ICHIZAWA SHINZABURO HANPU - Manufacture & Sales of Canvas Bags


Although canvas is durable, wear and tear cannot be avoided as it is made from natural fiber. At Ichizawa Shinzaburo Hanpu, we make a real effort to repair as many bags as we can. When our craftspeople receive the bags in need of repair, uppermost in their minds is thanks to the customer for their love and affection of the bag that they have made. As the stitching is carefully undone and the repair work progresses, each craftsperson always has at the back of his/her mind the question of who and what kind of person had used and loved their bags, taking hints from the owner’s name and address and the wear and tear to the bags themselves.

They gently and carefully repair them wondering all the while as to the shared memories of the bags and their owners, wishing with all their heart a new start and new memories for them. In general, from one to two months is required to repair a bag. At times the damage to the bag or the condition of the material makes it beyond repair. At other times, however, even if the owner has half given up on the bag, we are able to bring it back to life. Therefore, before you give up on your bag, please contact us to see if it can be repaired or not.

Repair Samples

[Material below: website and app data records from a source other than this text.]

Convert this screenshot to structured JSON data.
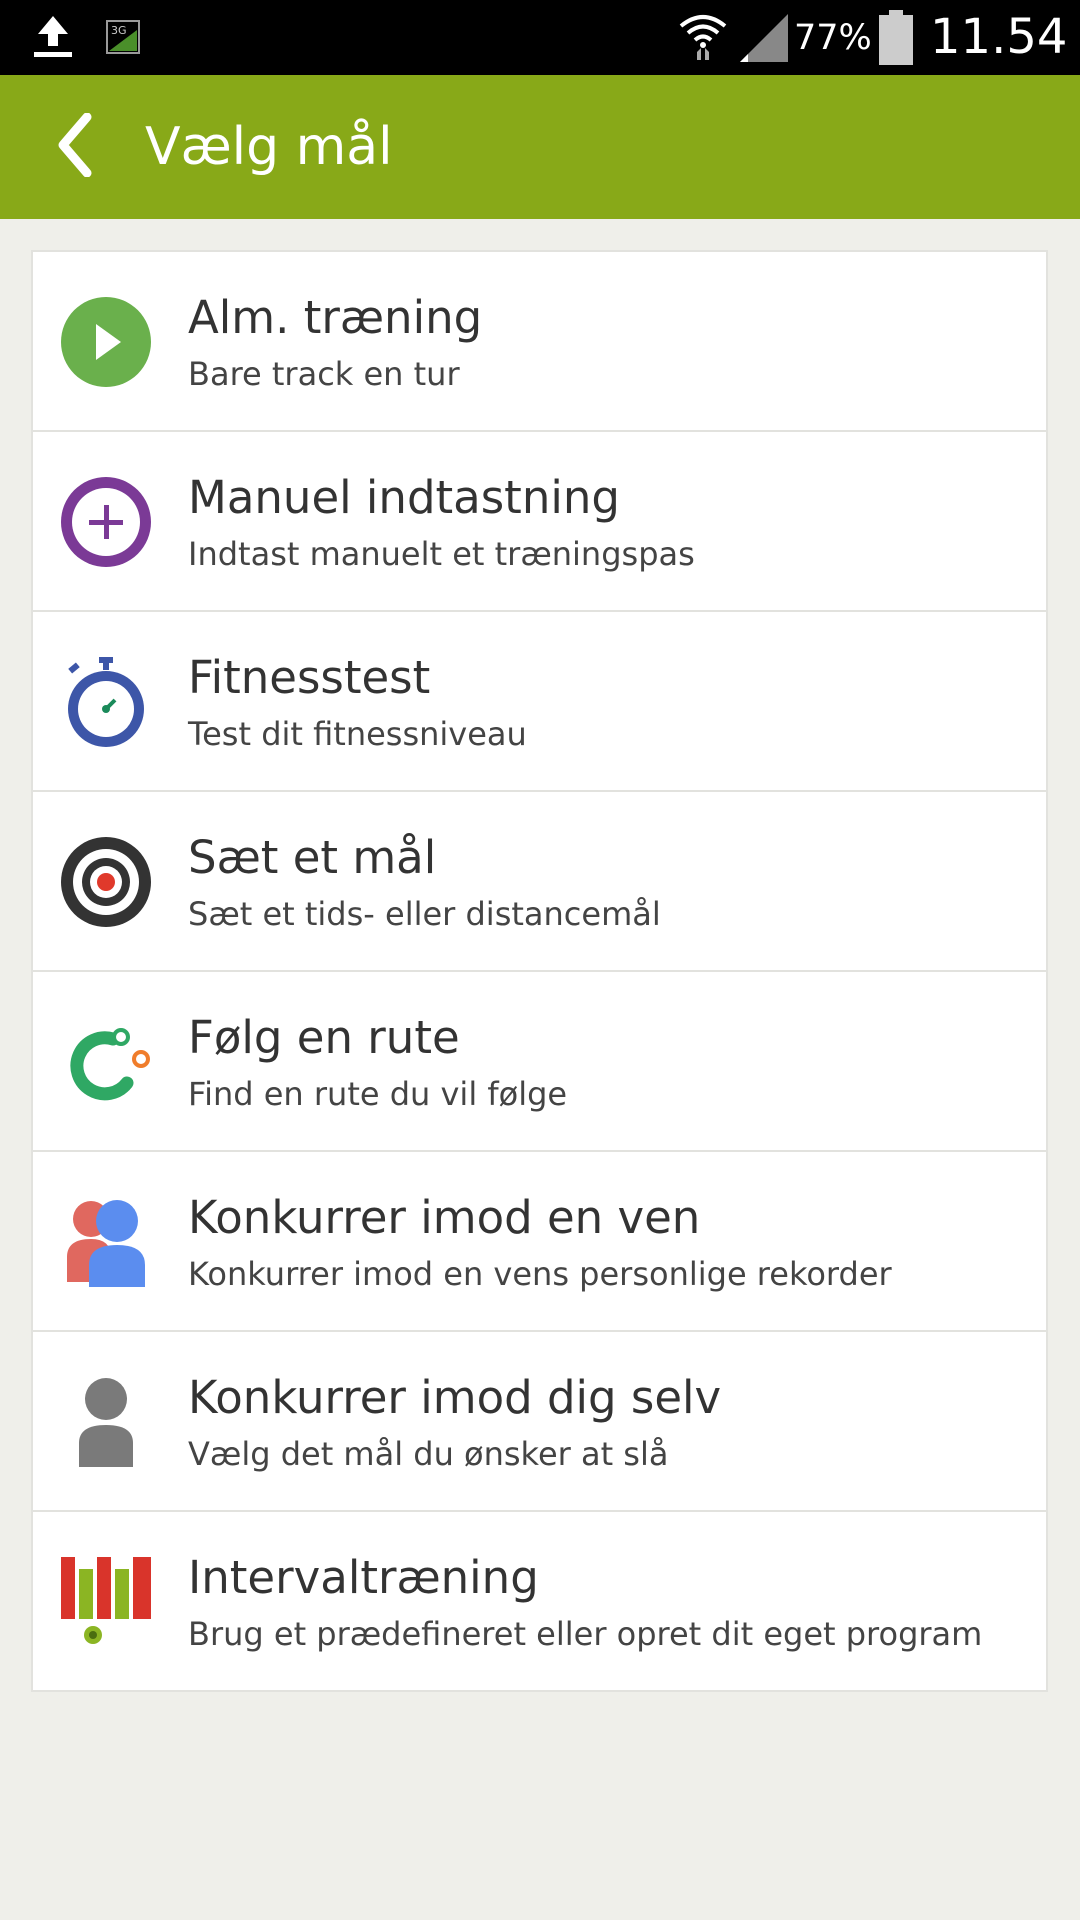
{
  "status_bar": {
    "battery_percent": "77%",
    "time": "11.54",
    "icons": [
      "upload-icon",
      "3g-data-icon",
      "wifi-icon",
      "signal-icon",
      "battery-icon"
    ]
  },
  "app_bar": {
    "title": "Vælg mål",
    "back_icon": "chevron-left-icon",
    "color": "#88a918"
  },
  "items": [
    {
      "title": "Alm. træning",
      "subtitle": "Bare track en tur",
      "icon": "play-icon",
      "color": "#6ab04c"
    },
    {
      "title": "Manuel indtastning",
      "subtitle": "Indtast manuelt et træningspas",
      "icon": "plus-circle-icon",
      "color": "#7b3a96"
    },
    {
      "title": "Fitnesstest",
      "subtitle": "Test dit fitnessniveau",
      "icon": "stopwatch-icon",
      "color": "#3d56a8"
    },
    {
      "title": "Sæt et mål",
      "subtitle": "Sæt et tids- eller distancemål",
      "icon": "target-icon",
      "color": "#333333"
    },
    {
      "title": "Følg en rute",
      "subtitle": "Find en rute du vil følge",
      "icon": "route-icon",
      "color": "#2fa864"
    },
    {
      "title": "Konkurrer imod en ven",
      "subtitle": "Konkurrer imod en vens personlige rekorder",
      "icon": "friends-icon",
      "color": "#5b8def"
    },
    {
      "title": "Konkurrer imod dig selv",
      "subtitle": "Vælg det mål du ønsker at slå",
      "icon": "person-icon",
      "color": "#7a7a7a"
    },
    {
      "title": "Intervaltræning",
      "subtitle": "Brug et prædefineret eller opret dit eget program",
      "icon": "interval-bars-icon",
      "color": "#d9342b"
    }
  ]
}
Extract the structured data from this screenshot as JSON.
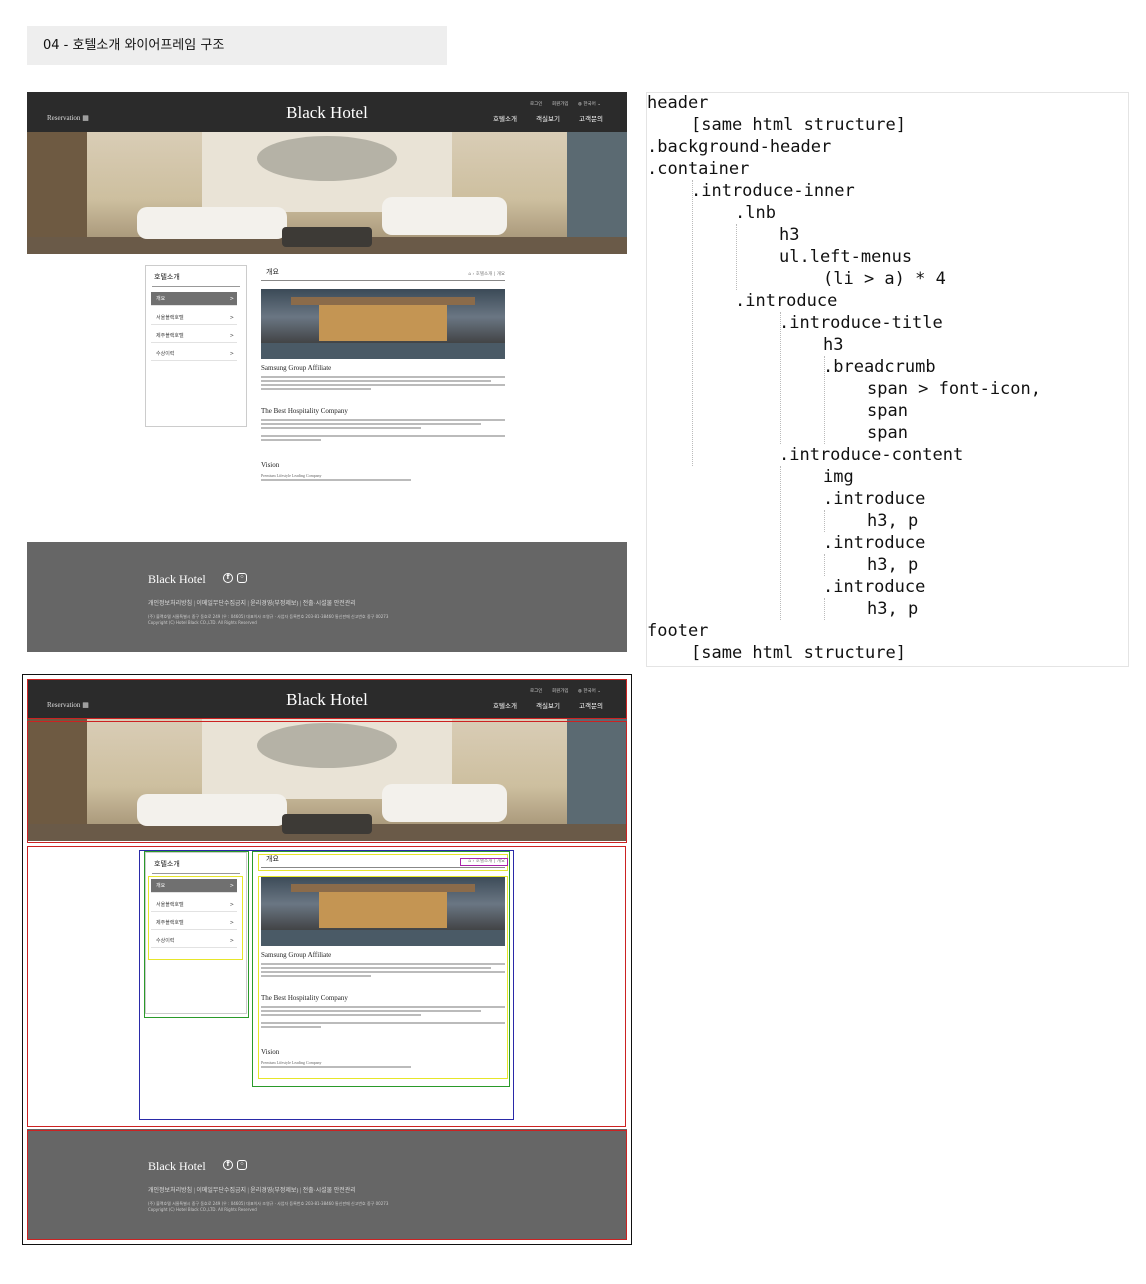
{
  "title": "04 - 호텔소개 와이어프레임 구조",
  "site": {
    "reservation": "Reservation",
    "brand": "Black Hotel",
    "util": {
      "login": "로그인",
      "join": "회원가입",
      "lang": "한국어"
    },
    "nav": [
      "호텔소개",
      "객실보기",
      "고객문의"
    ]
  },
  "lnb": {
    "title": "호텔소개",
    "items": [
      {
        "label": "개요",
        "active": true
      },
      {
        "label": "서울블랙호텔"
      },
      {
        "label": "제주블랙호텔"
      },
      {
        "label": "수상이력"
      }
    ],
    "arrow": ">"
  },
  "intro": {
    "title": "개요",
    "breadcrumb": [
      "호텔소개",
      "개요"
    ],
    "sections": [
      {
        "heading": "Samsung Group Affiliate"
      },
      {
        "heading": "The Best Hospitality Company"
      },
      {
        "heading": "Vision",
        "sub": "Premium Lifestyle Leading Company"
      }
    ]
  },
  "footer": {
    "brand": "Black Hotel",
    "links": "개인정보처리방침 | 이메일무단수집금지 | 윤리경영(부정제보) | 전출·시설물 안전관리",
    "address": "(주) 블랙호텔 서울특별시 중구 동호로 249 (우 : 04605) 대표이사 조영규 · 사업자 등록번호 203-81-38460 통신판매 신고번호 중구 00273",
    "copyright": "Copyright (C) Hotel Black CO.,LTD. All Rights Reserved"
  },
  "code": [
    {
      "text": "header",
      "indent": 0
    },
    {
      "text": "[same html structure]",
      "indent": 1
    },
    {
      "text": ".background-header",
      "indent": 0
    },
    {
      "text": ".container",
      "indent": 0
    },
    {
      "text": ".introduce-inner",
      "indent": 1
    },
    {
      "text": ".lnb",
      "indent": 2
    },
    {
      "text": "h3",
      "indent": 3
    },
    {
      "text": "ul.left-menus",
      "indent": 3
    },
    {
      "text": "(li > a) * 4",
      "indent": 4
    },
    {
      "text": ".introduce",
      "indent": 2
    },
    {
      "text": ".introduce-title",
      "indent": 3
    },
    {
      "text": "h3",
      "indent": 4
    },
    {
      "text": ".breadcrumb",
      "indent": 4
    },
    {
      "text": "span > font-icon,",
      "indent": 5
    },
    {
      "text": "span",
      "indent": 5
    },
    {
      "text": "span",
      "indent": 5
    },
    {
      "text": ".introduce-content",
      "indent": 3
    },
    {
      "text": "img",
      "indent": 4
    },
    {
      "text": ".introduce",
      "indent": 4
    },
    {
      "text": "h3, p",
      "indent": 5
    },
    {
      "text": ".introduce",
      "indent": 4
    },
    {
      "text": "h3, p",
      "indent": 5
    },
    {
      "text": ".introduce",
      "indent": 4
    },
    {
      "text": "h3, p",
      "indent": 5
    },
    {
      "text": "footer",
      "indent": 0
    },
    {
      "text": "[same html structure]",
      "indent": 1
    }
  ],
  "colors": {
    "header_bg": "#2b2b2b",
    "footer_bg": "#666666",
    "box_red": "#cc2222",
    "box_blue": "#2a2aa8",
    "box_green": "#2a9a2a",
    "box_yellow": "#e6e62a",
    "box_purple": "#aa22aa"
  }
}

When we accept bags for repairs, we do so with the aim of making them as close as possible to what they were when first bought as well as enhance their durability so that they can continue to be used for a long time after the repairs. Assessing how much of the bag can be repaired is very important as if they are forcibly repaired, this could cause further irreparable damage. Therefore, the eye of the craftsperson is invaluable in gauging just how much to repair and when to desist.

Sample 1

Sample 1 - BEFORE


The corners of the bag have abraded into a hole due to many years of use.

Sample 1 - AFTER


The bottom of the bag was taken in to close the hole. However, discretion had to be used as the bag’s shape would change if too much material was taken in. Therefore the craftsperson had to aim for a fine balance of just how much material to take in to mend the hole yet retain the bag’s shape. Moreover, to prevent the new stitching from tearing free of the material, the extent of damage to the material was considered and the optimum place for the stitching to be done decided.

Sample 2

Sample 2 - BEFORE


This bag was believed to have been made more than 20 years ago based on the parts used. The strap is frayed while the pocket and label are about to come off.

Sample 2 - AFTER


The frayed straps were cut off in the middle and new ones sewn on. The utmost care was given so that the stitching looked continuous and not added on as well as that the left and right strap lengths were the same. As for the pocket, the stitching on the side where it was coming undone was taken out and the pocket re-stitched. The same was done with the label. The metal parts were replaced with new ones without damaging the material in the hope that the owner could continue to enjoy using the bag for as long as possible.

Sample 3

Sample 3 - BEFORE


The bottom and corners of the bag are frayed. The shoulder strap is also badly frayed.

Sample 3 - AFTER


First the craftsperson has to decide whether to reinforce the bag’s bottom with material from the inside or the outside. Then the type of stitching, large or small, to better reinforce the material has to be decided upon. In this case, the diagonal tear on the bottom was wide. Therefore it was patched from the inside to give the bottom added strength. The stitching of the old, frayed shoulder strap was taken out and the metal parts carefully removed so as not to damage the material and both strap and metal parts were replaced with new ones.